[Records provided — start]
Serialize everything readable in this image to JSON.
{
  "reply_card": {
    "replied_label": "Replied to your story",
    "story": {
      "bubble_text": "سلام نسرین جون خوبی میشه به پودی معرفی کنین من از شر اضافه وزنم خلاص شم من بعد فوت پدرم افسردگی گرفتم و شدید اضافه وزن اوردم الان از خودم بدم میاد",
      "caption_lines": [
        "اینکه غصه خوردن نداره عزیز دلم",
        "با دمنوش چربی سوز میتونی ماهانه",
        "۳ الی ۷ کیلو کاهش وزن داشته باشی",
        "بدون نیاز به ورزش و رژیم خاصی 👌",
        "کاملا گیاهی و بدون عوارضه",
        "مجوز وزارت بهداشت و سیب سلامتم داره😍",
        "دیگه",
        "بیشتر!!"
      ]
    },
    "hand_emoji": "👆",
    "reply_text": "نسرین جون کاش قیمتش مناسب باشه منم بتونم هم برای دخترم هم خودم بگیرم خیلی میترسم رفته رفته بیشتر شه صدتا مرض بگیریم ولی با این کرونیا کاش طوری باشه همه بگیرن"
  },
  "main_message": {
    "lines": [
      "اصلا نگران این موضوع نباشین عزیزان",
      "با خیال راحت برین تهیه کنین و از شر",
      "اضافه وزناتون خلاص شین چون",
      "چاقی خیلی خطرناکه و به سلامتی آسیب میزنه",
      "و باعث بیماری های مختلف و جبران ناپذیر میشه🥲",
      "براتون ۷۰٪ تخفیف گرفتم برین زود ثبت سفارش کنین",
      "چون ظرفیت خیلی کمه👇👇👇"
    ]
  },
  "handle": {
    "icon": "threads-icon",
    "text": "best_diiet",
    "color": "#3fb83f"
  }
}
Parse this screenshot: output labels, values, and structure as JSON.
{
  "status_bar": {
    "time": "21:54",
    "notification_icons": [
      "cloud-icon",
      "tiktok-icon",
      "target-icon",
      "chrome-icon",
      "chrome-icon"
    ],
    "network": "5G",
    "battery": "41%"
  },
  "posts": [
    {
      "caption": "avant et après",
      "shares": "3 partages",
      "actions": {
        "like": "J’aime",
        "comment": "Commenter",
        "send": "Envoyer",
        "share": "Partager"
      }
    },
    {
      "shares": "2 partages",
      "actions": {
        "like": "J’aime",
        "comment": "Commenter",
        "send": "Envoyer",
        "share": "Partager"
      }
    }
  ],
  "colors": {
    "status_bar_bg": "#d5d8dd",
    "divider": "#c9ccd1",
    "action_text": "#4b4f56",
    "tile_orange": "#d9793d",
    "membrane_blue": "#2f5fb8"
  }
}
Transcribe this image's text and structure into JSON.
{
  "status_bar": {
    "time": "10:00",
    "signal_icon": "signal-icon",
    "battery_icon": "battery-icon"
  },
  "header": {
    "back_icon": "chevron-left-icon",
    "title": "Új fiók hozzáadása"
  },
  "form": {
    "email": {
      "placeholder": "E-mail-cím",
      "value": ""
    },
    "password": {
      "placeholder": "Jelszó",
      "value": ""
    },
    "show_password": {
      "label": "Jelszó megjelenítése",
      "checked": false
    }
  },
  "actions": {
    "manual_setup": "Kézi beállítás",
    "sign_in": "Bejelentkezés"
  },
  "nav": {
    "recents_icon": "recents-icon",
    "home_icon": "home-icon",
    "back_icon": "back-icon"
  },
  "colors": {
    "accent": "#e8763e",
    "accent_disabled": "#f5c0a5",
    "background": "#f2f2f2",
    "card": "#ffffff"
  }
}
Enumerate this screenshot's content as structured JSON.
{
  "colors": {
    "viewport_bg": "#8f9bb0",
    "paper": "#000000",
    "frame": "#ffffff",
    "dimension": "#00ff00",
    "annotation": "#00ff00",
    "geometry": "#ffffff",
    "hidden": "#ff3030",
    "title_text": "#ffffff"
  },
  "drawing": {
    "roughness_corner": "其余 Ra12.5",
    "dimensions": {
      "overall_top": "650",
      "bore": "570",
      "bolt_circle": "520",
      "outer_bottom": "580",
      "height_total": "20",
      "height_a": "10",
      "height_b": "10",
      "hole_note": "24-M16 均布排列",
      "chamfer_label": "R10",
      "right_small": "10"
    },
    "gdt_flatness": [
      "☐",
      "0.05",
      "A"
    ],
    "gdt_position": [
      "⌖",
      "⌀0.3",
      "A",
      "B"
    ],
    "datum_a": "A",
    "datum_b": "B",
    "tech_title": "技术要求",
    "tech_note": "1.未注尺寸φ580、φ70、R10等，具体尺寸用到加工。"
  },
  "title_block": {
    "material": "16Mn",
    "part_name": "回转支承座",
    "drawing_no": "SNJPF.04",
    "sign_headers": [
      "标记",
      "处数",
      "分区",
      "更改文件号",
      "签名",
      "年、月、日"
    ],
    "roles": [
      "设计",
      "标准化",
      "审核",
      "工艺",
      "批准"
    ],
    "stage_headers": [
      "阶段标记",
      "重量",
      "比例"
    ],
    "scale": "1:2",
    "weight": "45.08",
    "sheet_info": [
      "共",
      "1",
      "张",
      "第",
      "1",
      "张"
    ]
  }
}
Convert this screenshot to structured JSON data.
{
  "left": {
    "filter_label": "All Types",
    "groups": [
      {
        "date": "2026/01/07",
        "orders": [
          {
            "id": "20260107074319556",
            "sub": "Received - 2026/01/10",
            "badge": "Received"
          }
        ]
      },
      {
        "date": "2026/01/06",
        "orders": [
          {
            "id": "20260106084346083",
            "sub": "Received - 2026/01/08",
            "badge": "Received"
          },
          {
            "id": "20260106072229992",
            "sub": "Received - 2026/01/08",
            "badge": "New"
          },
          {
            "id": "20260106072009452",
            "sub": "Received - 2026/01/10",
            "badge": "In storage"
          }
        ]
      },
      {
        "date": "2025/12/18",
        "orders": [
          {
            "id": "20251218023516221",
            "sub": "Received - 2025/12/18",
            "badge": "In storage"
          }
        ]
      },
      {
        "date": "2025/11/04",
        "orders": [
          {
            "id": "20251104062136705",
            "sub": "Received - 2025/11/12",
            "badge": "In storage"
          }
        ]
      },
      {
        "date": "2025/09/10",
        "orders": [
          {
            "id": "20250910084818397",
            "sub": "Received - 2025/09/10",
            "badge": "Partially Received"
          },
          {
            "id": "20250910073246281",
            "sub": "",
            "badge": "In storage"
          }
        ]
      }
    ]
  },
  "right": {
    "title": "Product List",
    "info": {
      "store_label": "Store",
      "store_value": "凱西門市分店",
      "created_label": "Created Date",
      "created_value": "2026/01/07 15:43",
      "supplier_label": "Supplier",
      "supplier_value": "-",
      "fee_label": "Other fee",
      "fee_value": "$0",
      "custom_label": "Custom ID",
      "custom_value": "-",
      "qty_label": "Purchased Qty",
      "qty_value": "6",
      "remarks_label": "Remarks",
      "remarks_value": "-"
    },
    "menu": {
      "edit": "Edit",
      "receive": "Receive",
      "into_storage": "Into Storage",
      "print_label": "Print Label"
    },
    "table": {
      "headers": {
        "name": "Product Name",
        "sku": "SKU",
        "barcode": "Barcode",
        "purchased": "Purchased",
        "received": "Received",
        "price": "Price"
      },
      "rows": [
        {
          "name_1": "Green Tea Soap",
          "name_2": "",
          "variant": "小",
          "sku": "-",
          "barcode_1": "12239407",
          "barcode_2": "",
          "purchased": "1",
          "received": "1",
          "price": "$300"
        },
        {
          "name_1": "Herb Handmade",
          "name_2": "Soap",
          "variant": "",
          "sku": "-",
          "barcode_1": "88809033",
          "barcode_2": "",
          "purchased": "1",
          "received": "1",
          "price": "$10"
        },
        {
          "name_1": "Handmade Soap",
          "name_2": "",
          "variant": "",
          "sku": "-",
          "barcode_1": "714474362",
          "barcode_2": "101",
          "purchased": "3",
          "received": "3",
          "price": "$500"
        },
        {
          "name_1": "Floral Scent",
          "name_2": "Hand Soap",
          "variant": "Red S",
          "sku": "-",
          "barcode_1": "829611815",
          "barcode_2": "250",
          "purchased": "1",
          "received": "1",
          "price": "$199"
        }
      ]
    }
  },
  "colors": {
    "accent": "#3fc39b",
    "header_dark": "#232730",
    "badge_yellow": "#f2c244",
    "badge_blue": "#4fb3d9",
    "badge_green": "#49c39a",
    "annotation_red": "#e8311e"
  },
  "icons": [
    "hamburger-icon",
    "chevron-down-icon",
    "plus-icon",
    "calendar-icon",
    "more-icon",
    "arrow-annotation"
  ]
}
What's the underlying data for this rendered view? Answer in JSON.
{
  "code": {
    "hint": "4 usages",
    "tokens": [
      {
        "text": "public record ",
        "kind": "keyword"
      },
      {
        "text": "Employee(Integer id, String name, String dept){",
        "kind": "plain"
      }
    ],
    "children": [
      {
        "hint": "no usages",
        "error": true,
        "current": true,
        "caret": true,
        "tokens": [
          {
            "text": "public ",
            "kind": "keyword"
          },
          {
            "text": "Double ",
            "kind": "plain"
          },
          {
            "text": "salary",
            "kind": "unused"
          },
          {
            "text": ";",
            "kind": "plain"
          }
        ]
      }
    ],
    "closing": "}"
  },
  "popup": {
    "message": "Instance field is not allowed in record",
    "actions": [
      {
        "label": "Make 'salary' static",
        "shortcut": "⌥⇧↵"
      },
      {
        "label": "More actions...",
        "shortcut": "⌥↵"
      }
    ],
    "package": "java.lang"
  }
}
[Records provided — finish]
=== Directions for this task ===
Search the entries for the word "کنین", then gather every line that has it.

=== Exercise answer ===
      "bubble_text": "سلام نسرین جون خوبی میشه به پودی معرفی کنین من از شر اضافه وزنم خلاص شم من بعد فوت پدرم افسردگی گرفتم و شدید اضافه وزن اوردم الان از خودم بدم میاد",
      "با خیال راحت برین تهیه کنین و از شر",
      "براتون ۷۰٪ تخفیف گرفتم برین زود ثبت سفارش کنین",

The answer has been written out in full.